THE BLOG

Uninviting Interruptions

05/07/2015 11:24 am ET | Updated May 07, 2016

You may be one of those people who thrive on interruptions or at least that is what you believe. In my experience, interruptions and thriving are not related. Living without interruptions is the ultimate thriving.

Some tell me that they can't function without the interruptions as their business is fast-paced and timing is everything. That is sometimes true and at the same time, critical interruptions can merge into a way of working that is not ultimately effective. When interruptions become the standard of working, they drain productivity.

I recently worked with someone who had a continual flow of interruptions knocking on their door. Staff had become accustomed to walking in at any time. At some point the amount of interruptions actually became comical.

I started answering the door (barely opening it) and quietly introducing myself as the "gate-keeper" asking if what they needed to discuss could be written in an email which, in almost all the cases, was possible.

While we may not be consciously aware of it, we create, promote or allow interruptions in our lives. It is simply a choice. We think we can't live without them and that they are critical to our productivity. In fact, in my experience, the opposite is true.

Be daring, bold, and brave... for one day, un-invite all the interruptions in your life. Take the plunge and experience the difference. I may have mentioned in a Treat years ago about the VP at a large corporation who, after working for an hour fully absorbed while I quietly held off all interruptions, looked at me with tears in his eyes and said this had been the first experience of uninterrupted quiet focus in his life. It was a powerful moment for him and for me.

Uninviting interruptions is a courageous step.
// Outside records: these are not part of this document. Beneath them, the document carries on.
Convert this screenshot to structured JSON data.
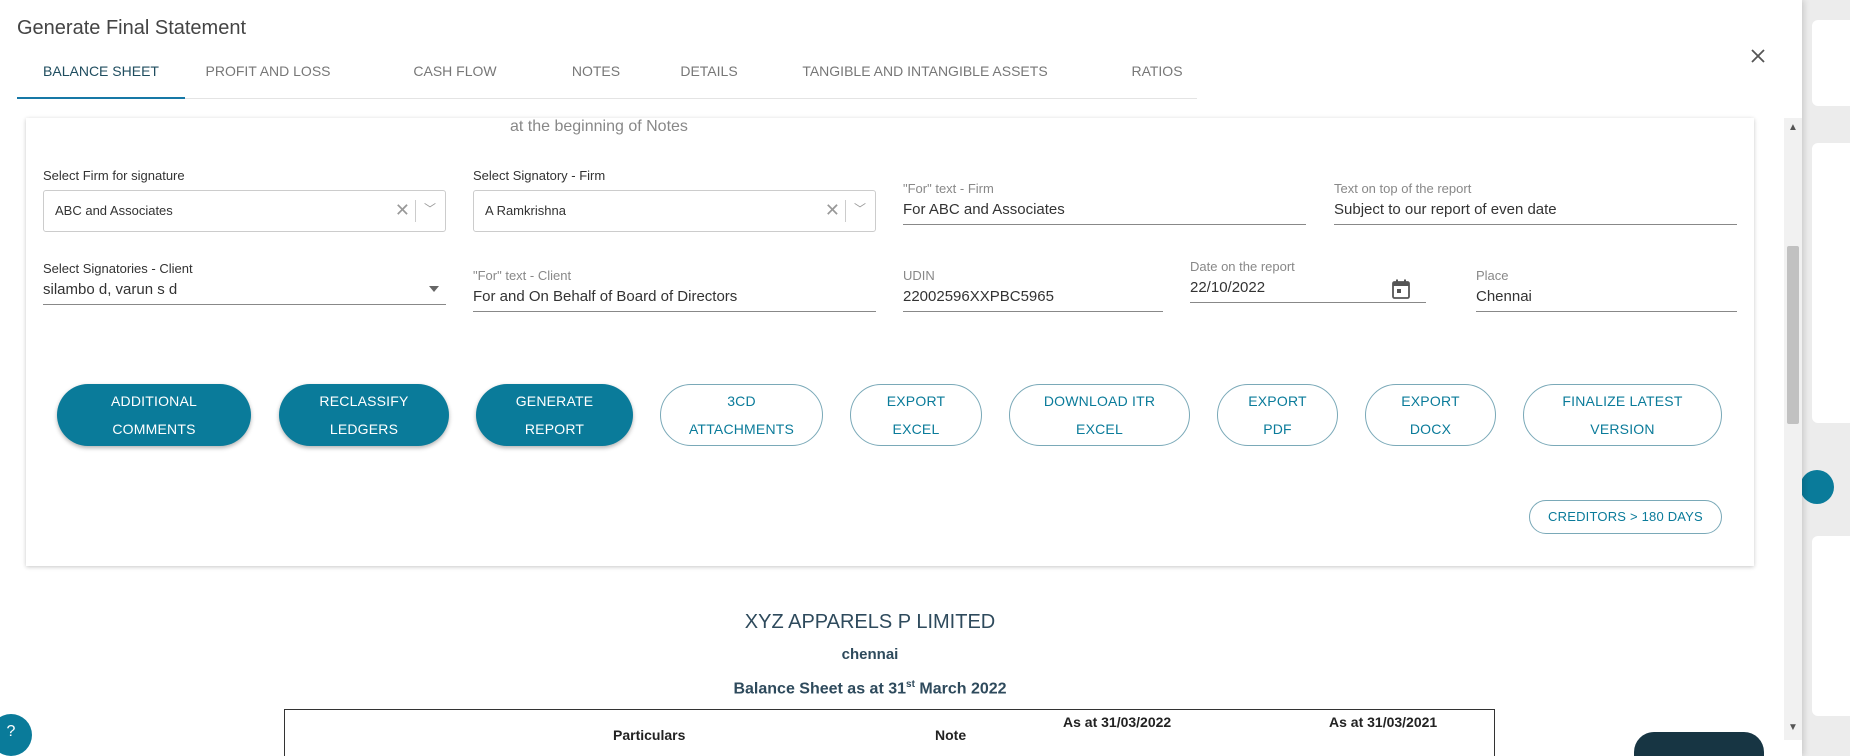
{
  "dialog": {
    "title": "Generate Final Statement",
    "close_icon": "close-icon"
  },
  "tabs": [
    {
      "label": "BALANCE SHEET",
      "active": true
    },
    {
      "label": "PROFIT AND LOSS"
    },
    {
      "label": "CASH FLOW"
    },
    {
      "label": "NOTES"
    },
    {
      "label": "DETAILS"
    },
    {
      "label": "TANGIBLE AND INTANGIBLE ASSETS"
    },
    {
      "label": "RATIOS"
    }
  ],
  "form": {
    "top_note": "at the beginning of Notes",
    "firm_for_signature": {
      "label": "Select Firm for signature",
      "value": "ABC and Associates"
    },
    "signatory_firm": {
      "label": "Select Signatory - Firm",
      "value": "A Ramkrishna"
    },
    "for_text_firm": {
      "label": "\"For\" text - Firm",
      "value": "For ABC and Associates"
    },
    "text_on_top": {
      "label": "Text on top of the report",
      "value": "Subject to our report of even date"
    },
    "signatories_client": {
      "label": "Select Signatories - Client",
      "value": "silambo d, varun s d"
    },
    "for_text_client": {
      "label": "\"For\" text - Client",
      "value": "For and On Behalf of Board of Directors"
    },
    "udin": {
      "label": "UDIN",
      "value": "22002596XXPBC5965"
    },
    "date_on_report": {
      "label": "Date on the report",
      "value": "22/10/2022"
    },
    "place": {
      "label": "Place",
      "value": "Chennai"
    }
  },
  "actions": {
    "additional_comments": [
      "ADDITIONAL",
      "COMMENTS"
    ],
    "reclassify_ledgers": [
      "RECLASSIFY",
      "LEDGERS"
    ],
    "generate_report": [
      "GENERATE",
      "REPORT"
    ],
    "attachments_3cd": [
      "3CD",
      "ATTACHMENTS"
    ],
    "export_excel": [
      "EXPORT",
      "EXCEL"
    ],
    "download_itr_excel": [
      "DOWNLOAD ITR",
      "EXCEL"
    ],
    "export_pdf": [
      "EXPORT",
      "PDF"
    ],
    "export_docx": [
      "EXPORT",
      "DOCX"
    ],
    "finalize_latest_version": [
      "FINALIZE LATEST",
      "VERSION"
    ],
    "creditors_180": "CREDITORS > 180 DAYS"
  },
  "report": {
    "company": "XYZ APPARELS P LIMITED",
    "city": "chennai",
    "heading_pre": "Balance Sheet as at 31",
    "heading_sup": "st",
    "heading_post": " March 2022",
    "columns": {
      "particulars": "Particulars",
      "note": "Note",
      "as_at_2022": "As at 31/03/2022",
      "as_at_2021": "As at 31/03/2021"
    }
  },
  "colors": {
    "accent": "#0a7b9a",
    "tab_underline": "#1678a6"
  }
}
On the other side of allowing interruptions is the opportunity for true focus, greater time and space, and exponential completion.

Take the uninviting interruptions challenge!

Martha Invitations:

  1. Mark down each time you allow yourself to be interrupted and see how often it occurs.
  2. Turn off your cell phone notifications for a day and watch your productivity soar. Limit your checking of text and voice mail.
  3. When the phone rings, ask yourself if it is on purpose to answer. More likely than not it can go to voice mail and your focus remains on what you are completing.

Martha Treats and Hour of Focus are free services for my clients and subscribers. I work with individuals and teams around the world in Taking Action to Completion. The result is greater confidence and perspective, both personally and professionally. Learn more about my consulting services on www.martharinger.com, or reach out to me at martha@martharinger.com.

Copyright 2015. Martha Ringer Company. All rights reserved.